The semester long project was supported by a portion of a grant from Chicago Community Trust to support Calumet Collaborative’s work on Brownfield redevelopment, and IIT ID leveraged this support to find funds to continue the project into the summer. In addition to the reports produced during the course, students created four prototypes with the purpose of engaging Calumet residents in Brownfield redevelopment. With the help of the newly secured funds, three versions of these prototypes are being tested this summer in local communities throughout the Calumet region.
As academic projects are tied to semester long time-frames, a great opportunity arose by being able to continue this project into the summer months. Community engagement is key to understanding how those that live in the Calumet will respond to these “new infrastructures” described by Andre, and with IIT ID being able to find funding to continue this project, time constraints were lifted in order to properly start engaging residents with IIT ID’s work.
"An insight that has struck me during this work is how much residents of the Calumet Region actually want to be responsible for the upkeep and preservation of the region.” - Christopher Rudd, Founder of ChiByDesign

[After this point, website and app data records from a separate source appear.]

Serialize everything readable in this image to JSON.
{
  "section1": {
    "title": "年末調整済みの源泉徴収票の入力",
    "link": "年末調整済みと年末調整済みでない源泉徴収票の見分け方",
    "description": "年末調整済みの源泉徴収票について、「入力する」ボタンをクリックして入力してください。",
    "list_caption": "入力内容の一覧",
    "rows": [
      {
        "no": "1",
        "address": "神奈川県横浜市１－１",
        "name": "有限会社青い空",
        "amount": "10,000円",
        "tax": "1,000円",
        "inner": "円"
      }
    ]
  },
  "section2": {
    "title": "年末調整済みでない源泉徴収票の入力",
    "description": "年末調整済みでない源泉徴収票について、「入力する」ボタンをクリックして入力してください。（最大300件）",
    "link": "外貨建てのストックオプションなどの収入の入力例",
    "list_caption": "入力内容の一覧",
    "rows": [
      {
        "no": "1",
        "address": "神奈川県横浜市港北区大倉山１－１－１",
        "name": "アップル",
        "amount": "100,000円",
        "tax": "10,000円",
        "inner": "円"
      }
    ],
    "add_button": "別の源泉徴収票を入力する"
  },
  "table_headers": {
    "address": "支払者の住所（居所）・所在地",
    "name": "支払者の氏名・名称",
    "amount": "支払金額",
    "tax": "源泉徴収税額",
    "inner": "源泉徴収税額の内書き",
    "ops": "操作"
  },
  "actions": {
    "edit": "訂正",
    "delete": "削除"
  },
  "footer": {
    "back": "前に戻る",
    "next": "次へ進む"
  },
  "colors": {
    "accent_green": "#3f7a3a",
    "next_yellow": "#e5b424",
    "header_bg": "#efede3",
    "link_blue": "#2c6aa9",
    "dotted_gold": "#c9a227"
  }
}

Christopher Rudd, the founder of ChiByDesign, is originally from the Calumet region, and joined this project to assist with community engagement. “The biggest reward that I have experienced working on this project is to see youth and community members from many different walks of life show interest in one another and the natural world. An insight that has struck me during this work is how much residents of the Calumet Region actually want to be responsible for the upkeep and preservation of the region.”
Andre explains some of the prototypes being tested with the community: “We have created game simulations, sensor-based public installations (fusing art, technology, and science), and new digital platforms for civic empowerment.” These prototypes are: 1) Mini Calumet- a simulation tool that uses educational programs to reconnect local youth with the environment, 2) Flag Calumet- a modular installation structured on the intersection of art, science, and sensor technology that serves as a facilitator between local residents and the environment, and 3) Value Calumet- a digital platform for civic empowerment that matches demand and supply while mediating efforts to optimize local resources.
These prototypes aren’t typically what one would imagine when thinking about Brownfield redevelopment, but that is the point of the IIT ID project. “The Future of Brownfields" report is intended to introduce new ways of thinking about Brownfield redevelopment in the Calumet region, based on design methods, systemic approaches and asset evaluation.
After the summer portion of community engagement is completed and the prototypes are refined, the staff at IIT ID hopes to further advance the work on these prototypes into three micro-pilots in the coming year.
To learn more about this project, read both “The Future of Brownfields” and “Brownfields: Critical Paths for Regional Redevelopment” reports. If you have further questions or would like to become involved in this initiative, please reach out to Ashley at firstname.lastname@example.org.